About this exercise:
Your answer must consist of every line from the data below that includes the word "Task".

Data records for software interfaces:
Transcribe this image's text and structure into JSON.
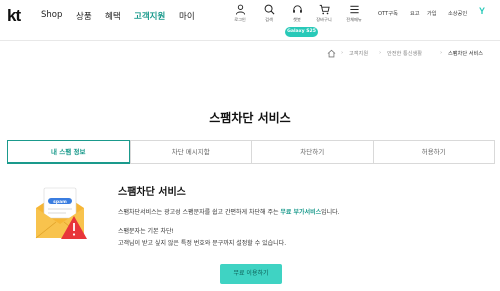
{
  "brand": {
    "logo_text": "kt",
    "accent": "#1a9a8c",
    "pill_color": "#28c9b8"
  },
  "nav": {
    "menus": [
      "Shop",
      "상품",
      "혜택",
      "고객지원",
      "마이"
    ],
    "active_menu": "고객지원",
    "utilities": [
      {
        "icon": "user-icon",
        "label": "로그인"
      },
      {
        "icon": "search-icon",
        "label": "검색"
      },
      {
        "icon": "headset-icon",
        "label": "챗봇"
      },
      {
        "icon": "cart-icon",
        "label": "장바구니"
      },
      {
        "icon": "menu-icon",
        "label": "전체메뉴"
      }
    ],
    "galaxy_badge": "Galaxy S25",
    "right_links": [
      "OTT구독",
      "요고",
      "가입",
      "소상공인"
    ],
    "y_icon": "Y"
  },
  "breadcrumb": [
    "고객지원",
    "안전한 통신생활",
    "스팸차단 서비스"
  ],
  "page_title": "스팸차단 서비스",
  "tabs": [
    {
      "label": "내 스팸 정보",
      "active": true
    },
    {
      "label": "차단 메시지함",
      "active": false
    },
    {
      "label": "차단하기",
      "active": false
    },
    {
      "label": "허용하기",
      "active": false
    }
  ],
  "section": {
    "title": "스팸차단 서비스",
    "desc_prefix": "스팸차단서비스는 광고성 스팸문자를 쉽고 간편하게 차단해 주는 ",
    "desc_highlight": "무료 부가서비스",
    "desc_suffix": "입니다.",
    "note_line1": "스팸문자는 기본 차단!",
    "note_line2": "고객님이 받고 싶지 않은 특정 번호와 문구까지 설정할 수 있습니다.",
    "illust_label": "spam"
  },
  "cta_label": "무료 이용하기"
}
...
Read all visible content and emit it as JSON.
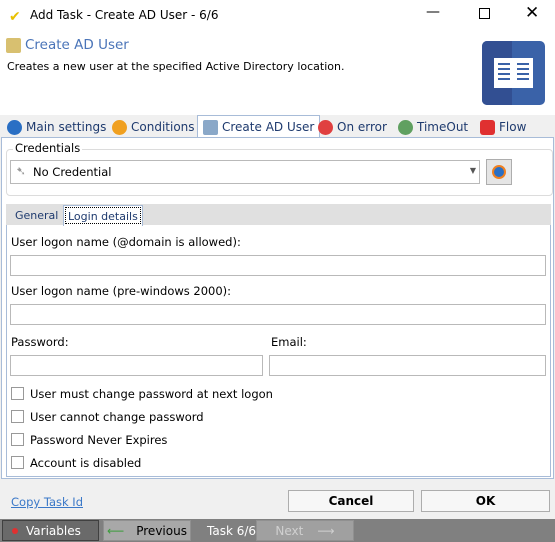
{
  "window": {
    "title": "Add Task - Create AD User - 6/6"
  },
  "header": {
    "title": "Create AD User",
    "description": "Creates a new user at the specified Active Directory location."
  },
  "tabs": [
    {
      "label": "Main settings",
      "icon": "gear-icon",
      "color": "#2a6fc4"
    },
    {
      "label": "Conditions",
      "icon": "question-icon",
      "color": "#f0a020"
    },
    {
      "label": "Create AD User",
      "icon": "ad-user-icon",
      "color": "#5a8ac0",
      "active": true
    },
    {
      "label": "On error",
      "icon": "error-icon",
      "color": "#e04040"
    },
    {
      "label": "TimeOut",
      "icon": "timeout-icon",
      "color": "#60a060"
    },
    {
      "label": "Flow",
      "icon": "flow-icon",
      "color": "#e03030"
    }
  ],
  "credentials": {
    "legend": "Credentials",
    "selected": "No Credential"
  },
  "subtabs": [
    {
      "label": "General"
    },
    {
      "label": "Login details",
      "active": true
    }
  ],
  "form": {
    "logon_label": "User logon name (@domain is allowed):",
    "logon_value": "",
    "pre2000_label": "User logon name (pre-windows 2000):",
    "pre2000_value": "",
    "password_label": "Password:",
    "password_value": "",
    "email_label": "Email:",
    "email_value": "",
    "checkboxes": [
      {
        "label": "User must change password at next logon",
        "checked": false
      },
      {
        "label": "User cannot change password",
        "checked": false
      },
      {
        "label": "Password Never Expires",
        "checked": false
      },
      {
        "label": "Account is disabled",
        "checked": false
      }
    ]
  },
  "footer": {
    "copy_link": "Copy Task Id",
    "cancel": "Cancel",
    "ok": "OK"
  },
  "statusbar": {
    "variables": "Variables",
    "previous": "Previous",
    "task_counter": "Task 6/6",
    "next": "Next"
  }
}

Written answer:
    "title": "Add Task - Create AD User - 6/6"
    "copy_link": "Copy Task Id",
    "task_counter": "Task 6/6",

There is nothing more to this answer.